Also, this week, I was listening to a couple of conversations hosted by Krista Tippet of the radio program "OnBeing." These were part of a series called "The Civil Conversations Project". One of the conversations was on the institution of marriage, the other on political bridge-builders. In both cases the conversation partners were those who "sat across the aisle" from the other on the issue at hand. Yet, in both, they were able to identify core issues over which they agreed. It was the centrality of the issue that united them in solving the problem, NOT the centrality of their position on the issue, nor their certainty that they were right and the other wrong.

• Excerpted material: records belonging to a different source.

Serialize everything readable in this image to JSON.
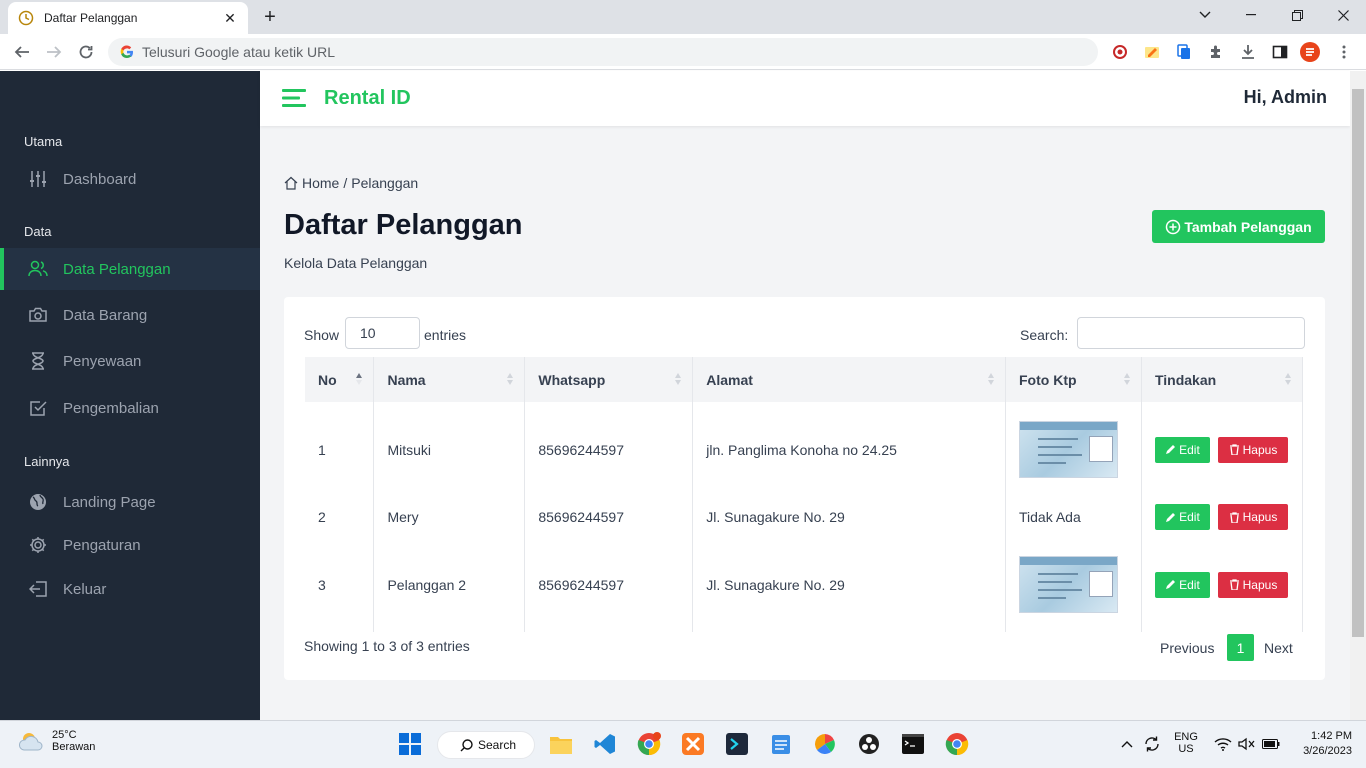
{
  "browser": {
    "tab_title": "Daftar Pelanggan",
    "new_tab_symbol": "+",
    "omnibox_placeholder": "Telusuri Google atau ketik URL"
  },
  "app": {
    "brand": "Rental ID",
    "greeting": "Hi, Admin",
    "accent_color": "#22c55e",
    "danger_color": "#dc2f43"
  },
  "sidebar": {
    "sections": [
      {
        "heading": "Utama"
      },
      {
        "heading": "Data"
      },
      {
        "heading": "Lainnya"
      }
    ],
    "items": [
      {
        "label": "Dashboard",
        "icon": "sliders-icon"
      },
      {
        "label": "Data Pelanggan",
        "icon": "users-icon",
        "active": true
      },
      {
        "label": "Data Barang",
        "icon": "camera-icon"
      },
      {
        "label": "Penyewaan",
        "icon": "hourglass-icon"
      },
      {
        "label": "Pengembalian",
        "icon": "check-square-icon"
      },
      {
        "label": "Landing Page",
        "icon": "globe-icon"
      },
      {
        "label": "Pengaturan",
        "icon": "gear-icon"
      },
      {
        "label": "Keluar",
        "icon": "logout-icon"
      }
    ]
  },
  "page": {
    "breadcrumb_home": "Home",
    "breadcrumb_sep": "/",
    "breadcrumb_current": "Pelanggan",
    "title": "Daftar Pelanggan",
    "subtitle": "Kelola Data Pelanggan",
    "add_button": "Tambah Pelanggan"
  },
  "table": {
    "show_label": "Show",
    "page_length": "10",
    "entries_label": "entries",
    "search_label": "Search:",
    "columns": [
      "No",
      "Nama",
      "Whatsapp",
      "Alamat",
      "Foto Ktp",
      "Tindakan"
    ],
    "rows": [
      {
        "no": "1",
        "nama": "Mitsuki",
        "whatsapp": "85696244597",
        "alamat": "jln. Panglima Konoha no 24.25",
        "foto": "image",
        "foto_text": ""
      },
      {
        "no": "2",
        "nama": "Mery",
        "whatsapp": "85696244597",
        "alamat": "Jl. Sunagakure No. 29",
        "foto": "text",
        "foto_text": "Tidak Ada"
      },
      {
        "no": "3",
        "nama": "Pelanggan 2",
        "whatsapp": "85696244597",
        "alamat": "Jl. Sunagakure No. 29",
        "foto": "image",
        "foto_text": ""
      }
    ],
    "edit_label": "Edit",
    "delete_label": "Hapus",
    "info": "Showing 1 to 3 of 3 entries",
    "prev_label": "Previous",
    "current_page": "1",
    "next_label": "Next"
  },
  "taskbar": {
    "weather_temp": "25°C",
    "weather_desc": "Berawan",
    "search_label": "Search",
    "lang_top": "ENG",
    "lang_bottom": "US",
    "time": "1:42 PM",
    "date": "3/26/2023"
  }
}
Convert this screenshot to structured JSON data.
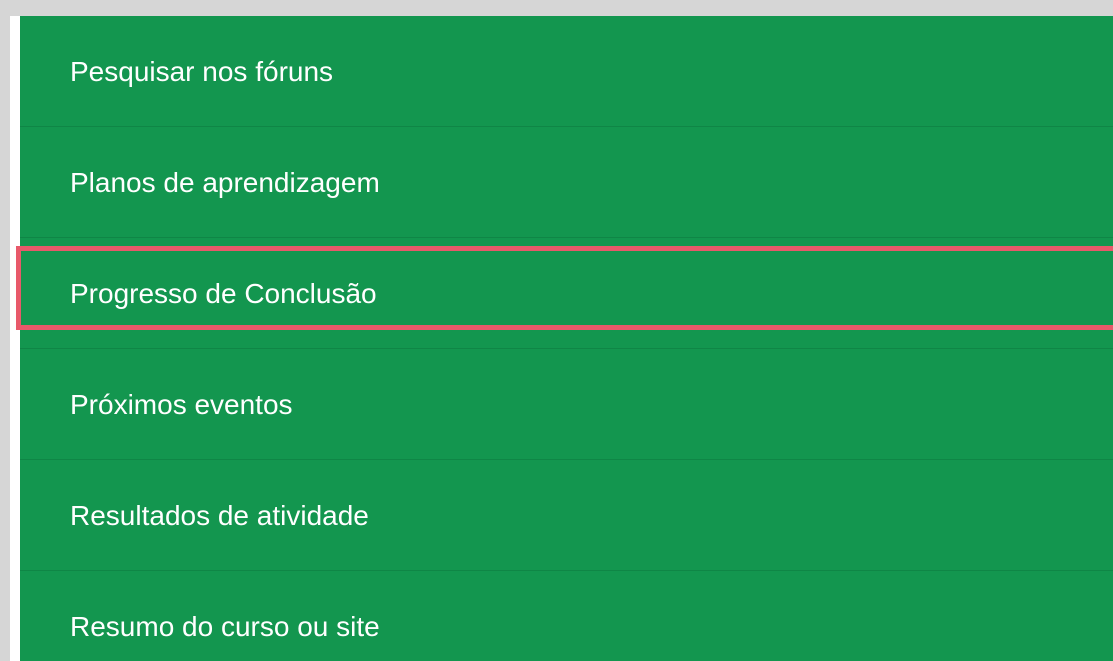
{
  "menu": {
    "items": [
      {
        "label": "Pesquisar nos fóruns"
      },
      {
        "label": "Planos de aprendizagem"
      },
      {
        "label": "Progresso de Conclusão",
        "highlighted": true
      },
      {
        "label": "Próximos eventos"
      },
      {
        "label": "Resultados de atividade"
      },
      {
        "label": "Resumo do curso ou site"
      }
    ]
  },
  "colors": {
    "menu_background": "#13964f",
    "highlight_border": "#e8596a",
    "text": "#ffffff"
  }
}
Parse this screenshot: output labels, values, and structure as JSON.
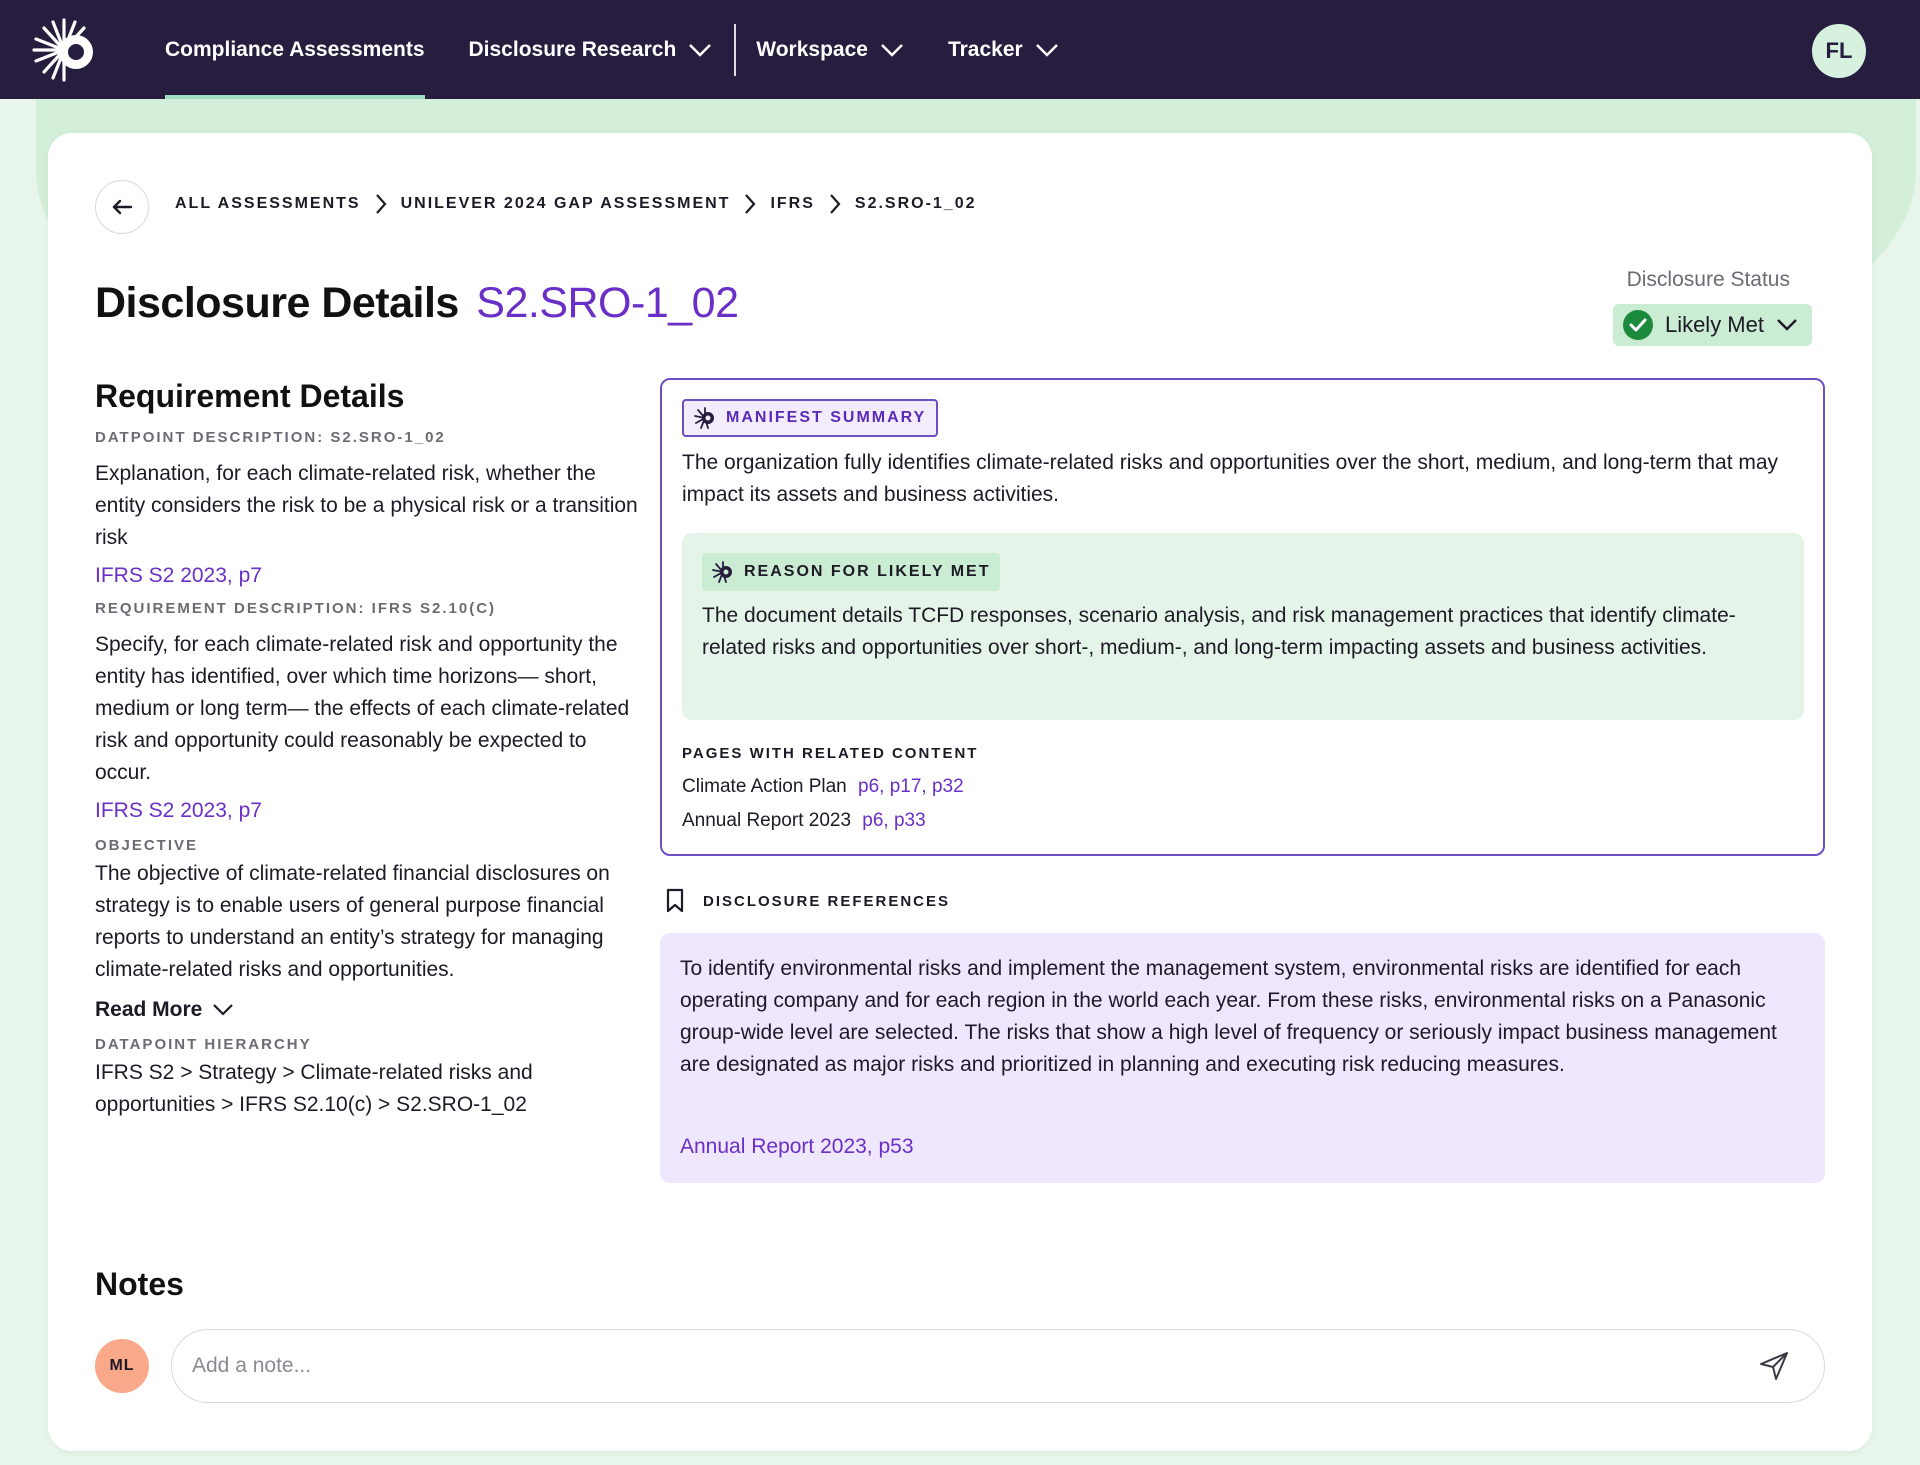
{
  "nav": {
    "items": [
      {
        "label": "Compliance Assessments",
        "active": true
      },
      {
        "label": "Disclosure Research",
        "active": false
      },
      {
        "label": "Workspace",
        "active": false
      },
      {
        "label": "Tracker",
        "active": false
      }
    ],
    "user_initials": "FL"
  },
  "breadcrumb": [
    "ALL ASSESSMENTS",
    "UNILEVER 2024 GAP ASSESSMENT",
    "IFRS",
    "S2.SRO-1_02"
  ],
  "page": {
    "title": "Disclosure Details",
    "code": "S2.SRO-1_02",
    "status_label": "Disclosure Status",
    "status_value": "Likely Met"
  },
  "requirement": {
    "title": "Requirement Details",
    "datapoint_label": "DATPOINT DESCRIPTION: S2.SRO-1_02",
    "datapoint_text": "Explanation, for each climate-related risk, whether the entity considers the risk to be a physical risk or a transition risk",
    "datapoint_link": "IFRS S2 2023, p7",
    "requirement_label": "REQUIREMENT DESCRIPTION: IFRS S2.10(C)",
    "requirement_text": "Specify, for each climate-related risk and opportunity the entity has identified, over which time horizons— short, medium or long term— the effects of each climate-related risk and opportunity could reasonably be expected to occur.",
    "requirement_link": "IFRS S2 2023, p7",
    "objective_label": "OBJECTIVE",
    "objective_text": "The objective of climate-related financial disclosures on strategy is to enable users of general purpose financial reports to understand an entity’s strategy for managing climate-related risks and opportunities.",
    "read_more": "Read More",
    "hierarchy_label": "DATAPOINT HIERARCHY",
    "hierarchy_text": "IFRS S2 > Strategy > Climate-related risks and opportunities > IFRS S2.10(c) > S2.SRO-1_02"
  },
  "summary": {
    "badge": "MANIFEST SUMMARY",
    "text": "The organization fully identifies climate-related risks and opportunities over the short, medium, and long-term that may impact its assets and business activities.",
    "reason_badge": "REASON FOR LIKELY MET",
    "reason_text": "The document details TCFD responses, scenario analysis, and risk management practices that identify climate-related risks and opportunities over short-, medium-, and long-term impacting assets and business activities.",
    "pages_label": "PAGES WITH RELATED CONTENT",
    "pages": [
      {
        "doc": "Climate Action Plan",
        "links": "p6, p17, p32"
      },
      {
        "doc": "Annual Report 2023",
        "links": "p6, p33"
      }
    ]
  },
  "references": {
    "label": "DISCLOSURE REFERENCES",
    "text": "To identify environmental risks and implement the management system, environmental risks are identified for each operating company and for each region in the world each year. From these risks, environmental risks on a Panasonic group-wide level are selected. The risks that show a high level of frequency or seriously impact business management are designated as major risks and prioritized in planning and executing risk reducing measures.",
    "link": "Annual Report 2023, p53"
  },
  "notes": {
    "title": "Notes",
    "user_initials": "ML",
    "placeholder": "Add a note..."
  },
  "colors": {
    "nav_bg": "#261d3f",
    "accent_purple": "#6a2fc7",
    "status_green": "#1b8a3d",
    "mint_bg": "#e8f5ea"
  }
}
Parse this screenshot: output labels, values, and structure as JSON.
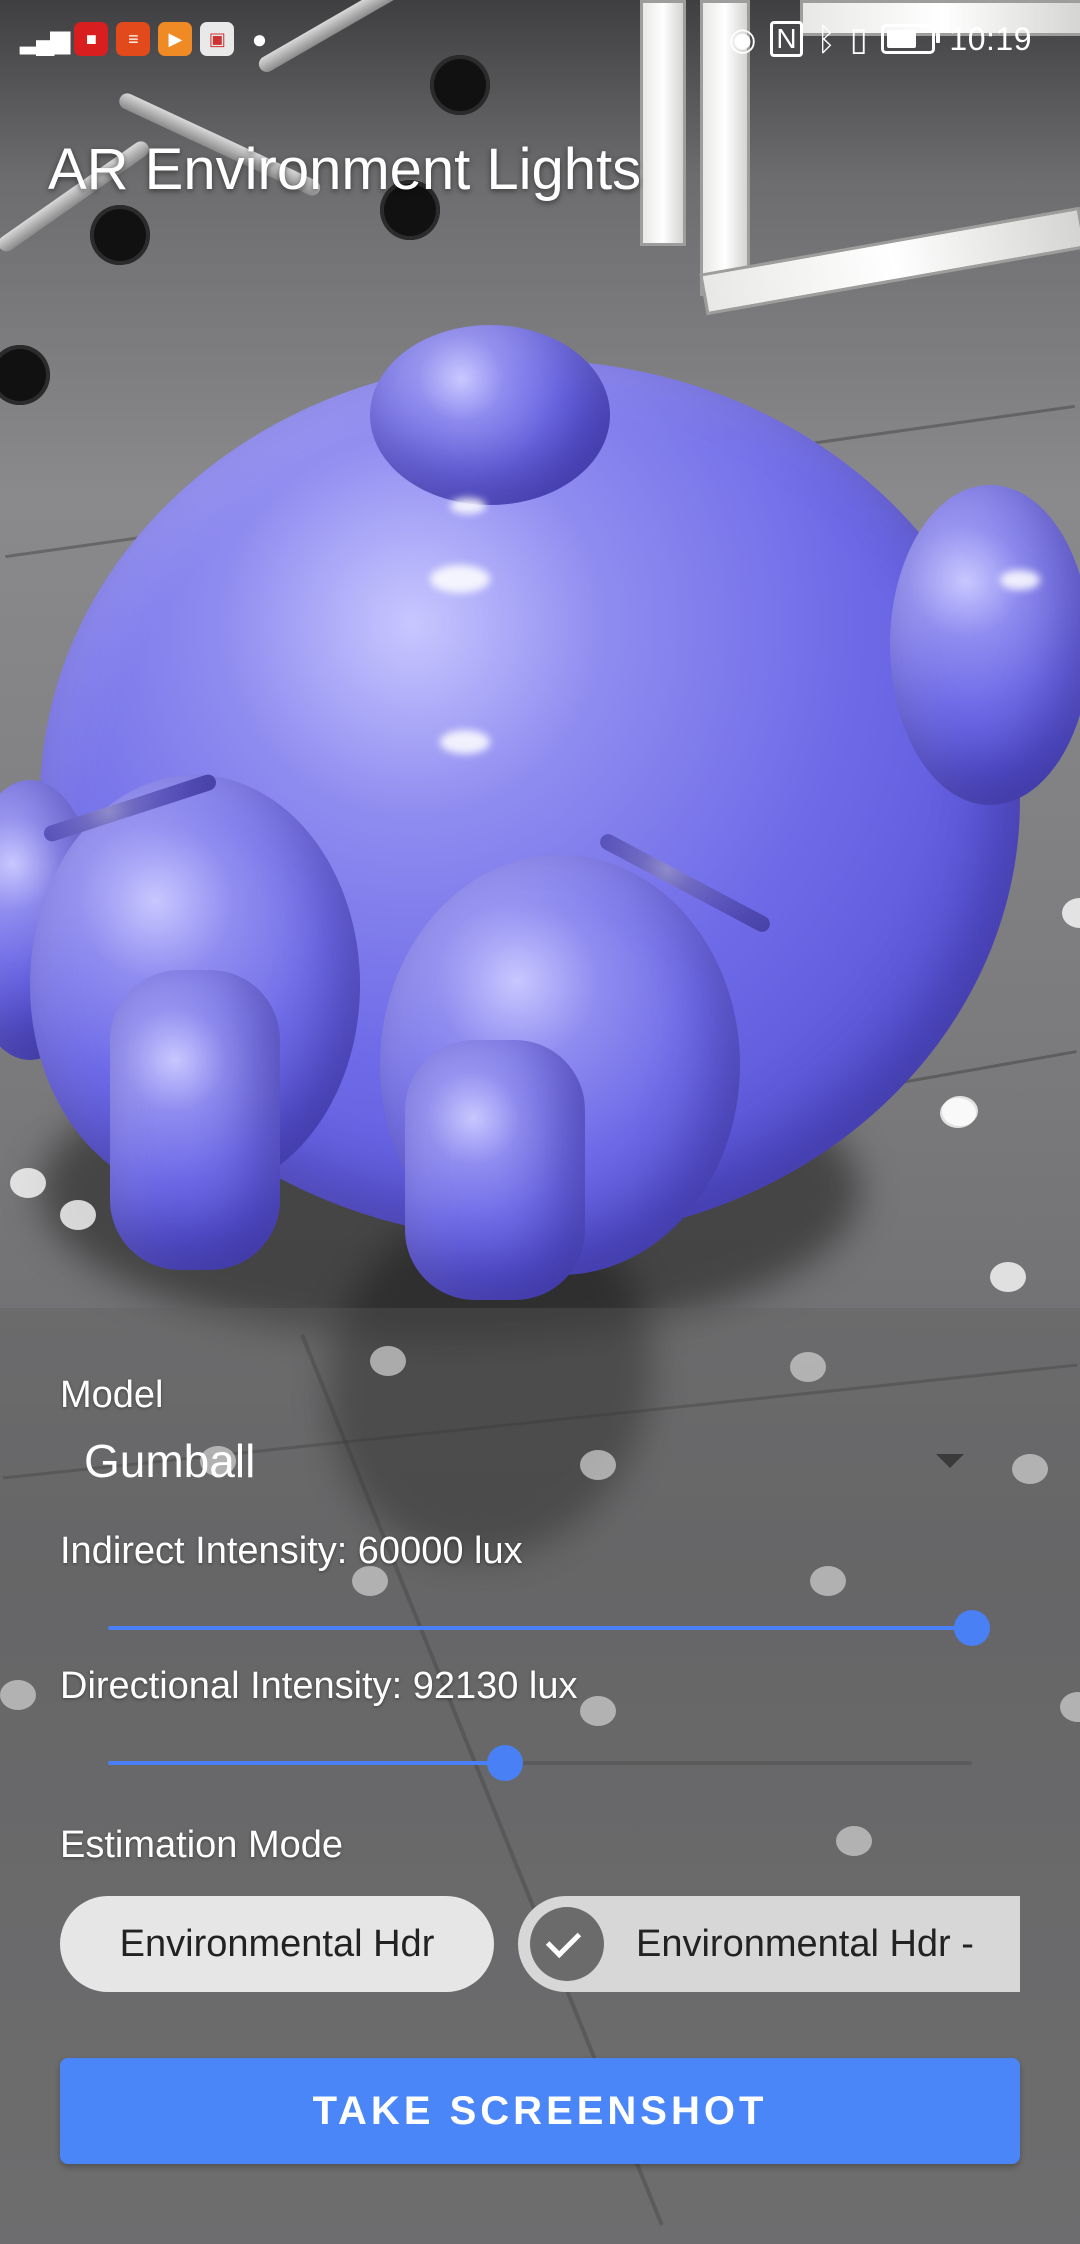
{
  "status_bar": {
    "time": "10:19",
    "left_icons": [
      "signal-icon",
      "video-app-icon",
      "news-app-icon",
      "player-app-icon",
      "store-app-icon",
      "wechat-icon"
    ],
    "right_icons": [
      "eye-comfort-icon",
      "nfc-icon",
      "bluetooth-icon",
      "vibrate-icon",
      "battery-icon"
    ],
    "battery_level": 0.6
  },
  "app": {
    "title": "AR Environment Lights"
  },
  "controls": {
    "model": {
      "label": "Model",
      "value": "Gumball"
    },
    "indirect": {
      "label": "Indirect Intensity: 60000 lux",
      "level": 1.0
    },
    "directional": {
      "label": "Directional Intensity: 92130 lux",
      "level": 0.46
    },
    "estimation": {
      "label": "Estimation Mode",
      "options": [
        "Environmental Hdr",
        "Environmental Hdr -"
      ],
      "selected_index": 1
    },
    "screenshot_button": "TAKE SCREENSHOT"
  },
  "colors": {
    "accent": "#4a86f7",
    "model_color": "#6f6be8"
  }
}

In one of the discussions, one of the folks spoke about the need for following a moral compass. And I began to relate that back to the Facebook issue. The pages to which I refer are NOT talking about following a compass toward a destination, but rather about turning away from a different direction. Turning away from "west" does NOT mean one will turn "east"; heading "south" or "north" may not solve the problem. My assumption (naive it may be) is that these Facebook folks ultimately want much of the same thing (less debt, adequate security, etc). But the rhetoric they employ sets up "scarce resources" leading ton conflict and violence.
So I have to wonder about which direction our compasses are pointing? Are they simply pointing away from a problem, or toward a solution? Prof. Avalos ended his talk this afternoon with some of the things that might resolve the "religion creates scarce resources creates violence"trajectory. One of those was to expand the resource base; end the scarcity. The language we use is one way of doing that. Checking to see if our compass works is another.
* To be fair, Avalos doesn't say that only religion produces violence, or that all religions always produce violence.
PS: Vote this coming Tuesday (if you haven't already). But vote for something/someone, not against the alternative!